Analysis and interpretation of data (e.g., statistical analysis, biostatistics, computational analysis): P.A. Cowin, J. George, P.V. Loo, M.S. Anglesio, P. Campbell, A. deFazio, D.D.L. Bowtell
Writing, review, and/or revision of the manuscript: P.A. Cowin, S. Fereday, P.V. Loo, C. Cullinane, D. Etemadmoghadam, K.E. Sheppard, E.L. Christie, R.B. Pearson, P.R. Harnett, V. Heinzelmann-Schwarz, M. Friedlander, O. McNally, M. Quinn, P. Campbell, A. deFazio, D.D.L. Bowtell
Administrative, technical, or material support (i.e., reporting or organizing data, constructing databases): P.A. Cowin, S. Fereday, J. Hendley, L. Bowes, K.E. Sheppard, V. Heinzelmann-Schwarz
Study supervision: D.D.L. Bowtell
This work has been supported by an Association for International Cancer Research (AICR) grant (P.A. Cowin, D.D.L. Bowtell). AOCS was supported by the U.S. Army Medical Research and Materiel Command under DAMD17-01-1-0729, the National Health and Medical Research Council of Australia (NHMRC, 400281 & 400413), Cancer Council Victoria, Cancer Council Queensland, Cancer Council New South Wales, Cancer Council South Australia, The Cancer Foundation of Western Australia and Cancer Council Tasmania. The Australasian Biospecimens Network-Oncology was funded by NHMRC (310670 & 628903). P.V. Loo is a postdoctoral researcher of the Research Foundation—Flanders (FWO).
The costs of publication of this article were defrayed in part by the payment of page charges. This article must therefore be hereby marked advertisement in accordance with 18 U.S.C. Section 1734 solely to indicate this fact.
The authors thank Sally Davis (Peter MacCallum) for the assistance in STR profiling, Catherine Emmanuel (Westmead Hospital) in evaluating clinical data, and Guojun Bu (Washington University) for the LRP1B domain IV-containing minireceptor and AOCS study nurses and research assistants for their contribution and all women who participated in the study.
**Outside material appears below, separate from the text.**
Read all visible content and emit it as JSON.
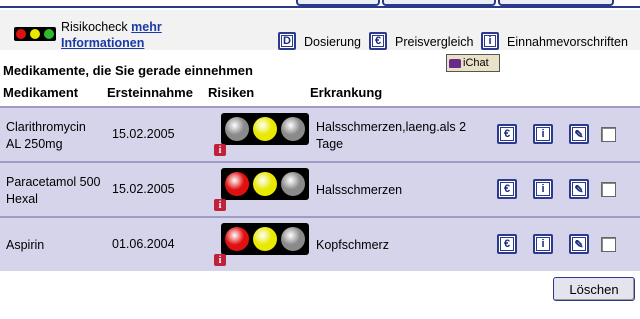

The authors also thank Julene Hallo (Royal Women's Hospital, Parkville) and the Victorian Life Sciences Computation Initiative (VLSCI). AOCS was approved by Human Research Ethics Committees at Peter MacCallum, QIMR, and participating hospitals.
Note: Supplementary data for this article are available at Cancer Research Online (http://cancerres.aacrjournals.org/).
- Received January 26, 2012.
- Revision received May 15, 2012.
- Accepted May 22, 2012.
- ©2012 American Association for Cancer Research.